The media and fan base in Arizona perpetuates an inferiority complex. I’ve heard from multiple sources that we should be glad that we had our run but that all good things must come to an end. Look how great things were for a couple years compared to how they used to be. This is not acceptable. The team should be expected to put a competitive product on the field EVERY year. Failure should not be put up with. If we accept the team’s failure, we are enabling future failures. Well I’m angry as hell and I’m not going to take it anymore.
The puppet show put on this season by our coaching staff and front office should not be tolerated. Real NFL cities like Dallas and Minnesota have shown their coaches and fan base that failure results in termination. Wade Phillips (34-22 through 3-1/2 years in Dallas) gone. Brad Childress (39-35 through 4-1/2 years in Minnesota and one year removed from the NFC Championship game) gone. That’s right, both of them had better records than Whisenhunt. Lovie Smith, Tom Coughlin, and John Fox have all felt the heat recently for underachieving and all have a more proven track record than Whisenhunt with their respective teams.
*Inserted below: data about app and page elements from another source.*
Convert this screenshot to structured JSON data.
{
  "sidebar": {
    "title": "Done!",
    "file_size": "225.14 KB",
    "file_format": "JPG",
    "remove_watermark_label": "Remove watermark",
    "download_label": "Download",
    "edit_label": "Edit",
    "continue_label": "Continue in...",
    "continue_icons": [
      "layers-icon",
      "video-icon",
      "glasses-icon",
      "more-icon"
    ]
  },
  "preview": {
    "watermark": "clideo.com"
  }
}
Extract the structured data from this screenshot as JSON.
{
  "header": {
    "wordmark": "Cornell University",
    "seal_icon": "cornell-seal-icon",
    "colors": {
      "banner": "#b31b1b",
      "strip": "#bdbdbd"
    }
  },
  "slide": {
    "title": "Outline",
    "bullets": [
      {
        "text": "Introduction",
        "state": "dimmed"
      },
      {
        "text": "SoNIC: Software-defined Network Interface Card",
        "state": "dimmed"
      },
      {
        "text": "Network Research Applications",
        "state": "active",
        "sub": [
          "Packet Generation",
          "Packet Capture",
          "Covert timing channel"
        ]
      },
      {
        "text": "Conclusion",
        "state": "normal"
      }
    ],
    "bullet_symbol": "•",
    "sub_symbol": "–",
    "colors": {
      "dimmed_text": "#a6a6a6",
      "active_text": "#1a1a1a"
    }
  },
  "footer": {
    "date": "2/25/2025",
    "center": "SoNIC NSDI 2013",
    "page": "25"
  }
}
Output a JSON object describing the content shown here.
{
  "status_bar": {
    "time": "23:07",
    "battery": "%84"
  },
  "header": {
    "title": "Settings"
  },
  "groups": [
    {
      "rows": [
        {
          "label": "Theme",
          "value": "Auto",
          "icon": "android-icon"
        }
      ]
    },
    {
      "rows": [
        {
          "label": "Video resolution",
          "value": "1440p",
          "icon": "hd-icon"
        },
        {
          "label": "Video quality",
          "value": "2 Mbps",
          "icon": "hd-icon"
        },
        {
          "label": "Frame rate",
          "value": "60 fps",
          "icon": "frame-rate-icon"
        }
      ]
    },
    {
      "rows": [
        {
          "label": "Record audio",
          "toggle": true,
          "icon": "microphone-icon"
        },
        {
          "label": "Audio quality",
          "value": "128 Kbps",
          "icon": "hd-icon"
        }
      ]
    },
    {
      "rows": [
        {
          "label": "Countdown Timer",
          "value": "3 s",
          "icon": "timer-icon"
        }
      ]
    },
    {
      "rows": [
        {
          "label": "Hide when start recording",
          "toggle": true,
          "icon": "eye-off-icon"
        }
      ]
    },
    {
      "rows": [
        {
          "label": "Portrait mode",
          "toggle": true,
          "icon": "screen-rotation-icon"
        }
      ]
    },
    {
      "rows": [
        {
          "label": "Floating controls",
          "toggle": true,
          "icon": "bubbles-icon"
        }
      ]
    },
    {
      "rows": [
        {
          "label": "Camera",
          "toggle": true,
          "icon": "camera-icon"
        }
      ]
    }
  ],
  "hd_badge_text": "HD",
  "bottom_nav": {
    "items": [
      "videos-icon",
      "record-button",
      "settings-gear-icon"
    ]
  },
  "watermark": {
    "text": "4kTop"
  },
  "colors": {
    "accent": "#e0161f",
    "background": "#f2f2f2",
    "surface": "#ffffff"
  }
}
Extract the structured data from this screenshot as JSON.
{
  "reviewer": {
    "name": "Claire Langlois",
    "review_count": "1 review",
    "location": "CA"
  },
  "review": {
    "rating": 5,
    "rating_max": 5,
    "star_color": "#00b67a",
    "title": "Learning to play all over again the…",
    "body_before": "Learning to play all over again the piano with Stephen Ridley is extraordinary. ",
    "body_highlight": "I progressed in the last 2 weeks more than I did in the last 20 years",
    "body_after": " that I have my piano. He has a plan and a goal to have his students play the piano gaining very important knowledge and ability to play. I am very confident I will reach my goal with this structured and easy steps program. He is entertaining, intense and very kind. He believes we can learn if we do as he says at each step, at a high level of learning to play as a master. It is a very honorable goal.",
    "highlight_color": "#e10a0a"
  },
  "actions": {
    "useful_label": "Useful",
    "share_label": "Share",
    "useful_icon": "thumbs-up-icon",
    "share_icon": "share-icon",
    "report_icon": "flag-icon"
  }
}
I’m not saying that Whisenhunt should be fired. I think he has earned at least one more season to clean up his mess. What I am saying is that accountability starts form the top and that just in the same manner that players are being evaluated, the front office and coaches should face the exact same scrutiny. Being the head coach of an NFL franchise carries certain advantages and drawbacks. One of the drawbacks is that the success or failure of the team is squarely laid at the coach’s feet whether or not it is entirely his fault. If the team finishes with 4 or 5 wins this year and follows it up with a repeat performance then I’ve seen enough.
I implore the media and other fans not to accept our team taking the declivitous descent back to the “Same Old Sorry Ass Cardinals”. I like the winning Cardinals. The Cardinals I can be proud of. The Cardinals that enthralled me every weekend of the football season. The Cardinals who made me daydream about Sunday all week long. The Cardinals that made me pine for football season in the middle of March. I can’t go back to the years of misery I’ve endured. Please help me let the organization know we won’t put up with a return to those losing ways. I’ve changed. I’m not inferior. I deserve better. I've upped my standards. Please help me tell the Cardinals they need to up theirs.